The title itself is something of a challenge. It's confident, unapologetic and straight to the point. For those readers who are instinctively anti-capitalist the title alone smacks of deliberate confrontation. Isn't it the anti-capitalists who are supposed to be strident and ideological? Aren't pro-capitalists supposed to be apologetic, almost ashamed of their belief in a system of exploitation and oppression? If the title is a challenge, then it's one that it's worth rising to. Johan Norberg has written an impassioned, ideological and persuasive book that ought to be required reading for people on both sides of the pro/anti-capitalist divide.

Norberg's central thesis is that global capitalism delivers. It has delivered massive poverty reduction, improvements in infant mortality, longer lifetimes, improved educational opportunities, greater freedom and autonomy to individuals. This flies in the face of 'common sense'. There is a constant litany that things are getting worse: poverty, health, environmental degradation, oppression. Things have been getting worse for so long that we know it in our bones. Except that most of us are doing better than we were, things are getting worse, but for other people… As with Bjorn Lomborg's mind-bending 'The Skeptical Environmentalist', Norberg has amassed an impressive array of facts and figures — from authoritative sources — to bolster his case.

But how can we all be getting richer, healthier and smarter? And what about Africa? Norberg explains the benefits of free trade and shows how it is those countries that have opened markets and liberalised barriers that have benefited the most. Those countries that have erected barriers or have tried to go it alone have suffered. A point that he makes repeatedly is that trade is not a zero-sum game. In other words capitalism does not mean that one person gets rich only at another's expense. It's not true that there's only so many slices of the pie to go around - capitalism ensures that the size of the pie increases all the time.

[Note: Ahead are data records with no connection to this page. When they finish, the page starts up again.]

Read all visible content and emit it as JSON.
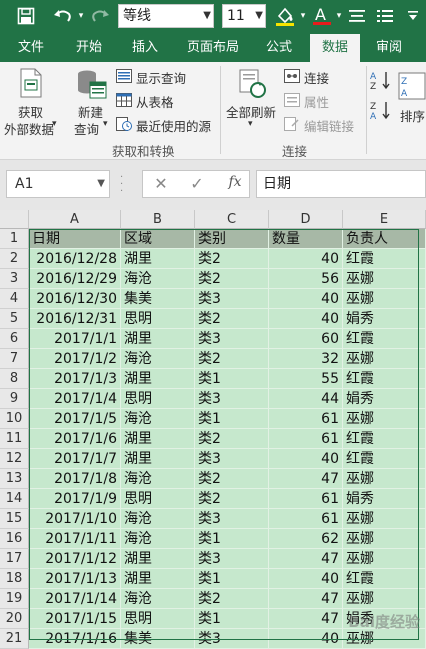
{
  "quick_access": {
    "font_name": "等线",
    "font_size": "11"
  },
  "tabs": [
    {
      "label": "文件",
      "active": false
    },
    {
      "label": "开始",
      "active": false
    },
    {
      "label": "插入",
      "active": false
    },
    {
      "label": "页面布局",
      "active": false
    },
    {
      "label": "公式",
      "active": false
    },
    {
      "label": "数据",
      "active": true
    },
    {
      "label": "审阅",
      "active": false
    }
  ],
  "ribbon": {
    "get_external_data": [
      "获取",
      "外部数据"
    ],
    "new_query": [
      "新建",
      "查询"
    ],
    "show_queries": "显示查询",
    "from_table": "从表格",
    "recent_sources": "最近使用的源",
    "group_get_transform": "获取和转换",
    "refresh_all": "全部刷新",
    "connections": "连接",
    "properties": "属性",
    "edit_links": "编辑链接",
    "group_connections": "连接",
    "sort": "排序"
  },
  "formula_bar": {
    "name_box": "A1",
    "formula": "日期"
  },
  "columns": [
    "A",
    "B",
    "C",
    "D",
    "E"
  ],
  "row_numbers": [
    "1",
    "2",
    "3",
    "4",
    "5",
    "6",
    "7",
    "8",
    "9",
    "10",
    "11",
    "12",
    "13",
    "14",
    "15",
    "16",
    "17",
    "18",
    "19",
    "20",
    "21"
  ],
  "table": {
    "headers": [
      "日期",
      "区域",
      "类别",
      "数量",
      "负责人"
    ],
    "rows": [
      [
        "2016/12/28",
        "湖里",
        "类2",
        "40",
        "红霞"
      ],
      [
        "2016/12/29",
        "海沧",
        "类2",
        "56",
        "巫娜"
      ],
      [
        "2016/12/30",
        "集美",
        "类3",
        "40",
        "巫娜"
      ],
      [
        "2016/12/31",
        "思明",
        "类2",
        "40",
        "娟秀"
      ],
      [
        "2017/1/1",
        "湖里",
        "类3",
        "60",
        "红霞"
      ],
      [
        "2017/1/2",
        "海沧",
        "类2",
        "32",
        "巫娜"
      ],
      [
        "2017/1/3",
        "湖里",
        "类1",
        "55",
        "红霞"
      ],
      [
        "2017/1/4",
        "思明",
        "类3",
        "44",
        "娟秀"
      ],
      [
        "2017/1/5",
        "海沧",
        "类1",
        "61",
        "巫娜"
      ],
      [
        "2017/1/6",
        "湖里",
        "类2",
        "61",
        "红霞"
      ],
      [
        "2017/1/7",
        "湖里",
        "类3",
        "40",
        "红霞"
      ],
      [
        "2017/1/8",
        "海沧",
        "类2",
        "47",
        "巫娜"
      ],
      [
        "2017/1/9",
        "思明",
        "类2",
        "61",
        "娟秀"
      ],
      [
        "2017/1/10",
        "海沧",
        "类3",
        "61",
        "巫娜"
      ],
      [
        "2017/1/11",
        "海沧",
        "类1",
        "62",
        "巫娜"
      ],
      [
        "2017/1/12",
        "湖里",
        "类3",
        "47",
        "巫娜"
      ],
      [
        "2017/1/13",
        "湖里",
        "类1",
        "40",
        "红霞"
      ],
      [
        "2017/1/14",
        "海沧",
        "类2",
        "47",
        "巫娜"
      ],
      [
        "2017/1/15",
        "思明",
        "类1",
        "47",
        "娟秀"
      ],
      [
        "2017/1/16",
        "集美",
        "类3",
        "40",
        "巫娜"
      ]
    ]
  },
  "watermark": "Bai度经验",
  "colors": {
    "accent": "#217346",
    "table_fill": "#c6e8cd",
    "header_fill": "#a7b8a6"
  }
}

Of course this doesn't mean that everything is wonderful. Poverty, wars, pestilence and so on still exist. Utopias don't exist, not even capitalist ones. Poverty can be relative as well as absolute - but Norberg presents figures that show that even in relative terms the gaps between rich and poor have been growing smaller. What is more he contends that it is precisely in those countries which have been most open to trade that the gaps have narrowed the most. And, of course, periodic crises also occur, with disastrous consequences. Here again Norberg does not duck the issue, in a chapter entitled 'Irrational, international capital?' he tackles the issue head on, including a detailed analysis of the Asian melt-down of the late 1990s.

What emerges from the book is more than a well-argued case for trade liberalisation and free markets. What motivates Norberg more than that is that he sees capitalism as a force for good. Grounded in those old-fashioned Enlightenment virtues of liberty and reason, Norberg sees capitalism as the engine that can delivery autonomy and freedom to most of the worlds population. And he knows that freedom is a social as well as economic concept, one without the other is incomplete, and that both have to be founded on a bed-rock prosperity.

This is book is optimistic, libertarian and extremely persuasive. It's the sort of politically engaged book that is normally seen as the preserve of the left. Above all it is a brilliant critique of the arguments presented by the anti-globalisation movement. For this reason alone it is very highly recommended.

Contents © London Book Review 2006. Published April 12 2006